(Stored data begins)

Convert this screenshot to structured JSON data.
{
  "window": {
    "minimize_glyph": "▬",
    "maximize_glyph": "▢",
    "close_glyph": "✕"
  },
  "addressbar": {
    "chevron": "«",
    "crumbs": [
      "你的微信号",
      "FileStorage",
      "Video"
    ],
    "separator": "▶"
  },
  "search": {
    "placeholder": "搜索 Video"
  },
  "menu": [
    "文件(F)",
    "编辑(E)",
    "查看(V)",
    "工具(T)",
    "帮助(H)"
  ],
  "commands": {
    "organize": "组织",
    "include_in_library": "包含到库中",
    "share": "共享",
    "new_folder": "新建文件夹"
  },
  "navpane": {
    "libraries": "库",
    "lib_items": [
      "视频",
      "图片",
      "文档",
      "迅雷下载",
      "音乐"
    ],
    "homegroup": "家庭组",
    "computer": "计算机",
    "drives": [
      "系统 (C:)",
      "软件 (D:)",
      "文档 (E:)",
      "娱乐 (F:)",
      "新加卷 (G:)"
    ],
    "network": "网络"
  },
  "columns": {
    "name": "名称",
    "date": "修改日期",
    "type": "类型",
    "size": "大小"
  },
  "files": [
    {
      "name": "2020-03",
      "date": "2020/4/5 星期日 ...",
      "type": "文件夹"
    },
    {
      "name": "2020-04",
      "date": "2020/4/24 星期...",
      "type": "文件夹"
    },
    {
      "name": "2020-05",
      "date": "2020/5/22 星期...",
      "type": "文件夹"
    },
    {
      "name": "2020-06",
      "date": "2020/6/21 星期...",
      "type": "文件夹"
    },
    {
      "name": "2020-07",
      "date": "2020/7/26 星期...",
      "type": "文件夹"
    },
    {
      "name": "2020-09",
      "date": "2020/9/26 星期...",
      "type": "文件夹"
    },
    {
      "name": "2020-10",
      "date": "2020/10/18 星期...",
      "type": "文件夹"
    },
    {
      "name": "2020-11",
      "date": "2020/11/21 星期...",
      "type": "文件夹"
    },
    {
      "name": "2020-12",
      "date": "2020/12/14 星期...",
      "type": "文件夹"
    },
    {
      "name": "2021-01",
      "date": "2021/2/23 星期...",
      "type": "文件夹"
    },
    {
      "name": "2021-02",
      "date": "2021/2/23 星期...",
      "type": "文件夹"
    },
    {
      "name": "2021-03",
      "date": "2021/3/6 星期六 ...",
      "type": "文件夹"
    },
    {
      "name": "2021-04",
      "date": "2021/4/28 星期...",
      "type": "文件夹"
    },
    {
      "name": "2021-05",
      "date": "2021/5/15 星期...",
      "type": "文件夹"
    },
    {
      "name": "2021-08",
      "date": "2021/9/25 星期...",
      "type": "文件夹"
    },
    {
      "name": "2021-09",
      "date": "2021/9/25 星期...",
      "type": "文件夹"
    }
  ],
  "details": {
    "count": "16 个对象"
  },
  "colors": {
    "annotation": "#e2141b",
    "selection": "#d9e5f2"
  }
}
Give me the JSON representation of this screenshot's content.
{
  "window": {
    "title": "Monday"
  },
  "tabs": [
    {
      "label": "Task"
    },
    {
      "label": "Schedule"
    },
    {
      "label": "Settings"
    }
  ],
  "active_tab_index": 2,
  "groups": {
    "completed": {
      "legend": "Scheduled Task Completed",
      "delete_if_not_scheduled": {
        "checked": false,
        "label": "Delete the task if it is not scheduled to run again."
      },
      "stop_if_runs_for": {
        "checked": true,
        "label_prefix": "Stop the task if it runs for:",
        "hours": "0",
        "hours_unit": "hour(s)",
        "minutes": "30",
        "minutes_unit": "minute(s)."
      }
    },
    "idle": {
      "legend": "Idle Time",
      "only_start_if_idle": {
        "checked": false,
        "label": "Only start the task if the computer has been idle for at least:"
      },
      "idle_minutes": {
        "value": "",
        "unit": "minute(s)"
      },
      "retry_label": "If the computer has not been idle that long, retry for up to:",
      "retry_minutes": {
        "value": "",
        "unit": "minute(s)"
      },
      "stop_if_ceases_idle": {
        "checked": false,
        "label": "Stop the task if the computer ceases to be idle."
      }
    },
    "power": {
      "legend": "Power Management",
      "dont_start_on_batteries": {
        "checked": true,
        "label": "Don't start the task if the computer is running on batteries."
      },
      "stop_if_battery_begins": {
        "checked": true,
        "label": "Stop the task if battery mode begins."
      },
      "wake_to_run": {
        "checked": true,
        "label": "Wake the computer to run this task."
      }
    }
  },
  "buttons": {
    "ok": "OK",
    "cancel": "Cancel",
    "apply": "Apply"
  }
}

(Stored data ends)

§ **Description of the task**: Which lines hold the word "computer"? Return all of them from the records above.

§ **Your response**:
    "computer": "计算机",
        "label": "Only start the task if the computer has been idle for at least:"
      "retry_label": "If the computer has not been idle that long, retry for up to:",
        "label": "Stop the task if the computer ceases to be idle."
        "label": "Don't start the task if the computer is running on batteries."
        "label": "Wake the computer to run this task."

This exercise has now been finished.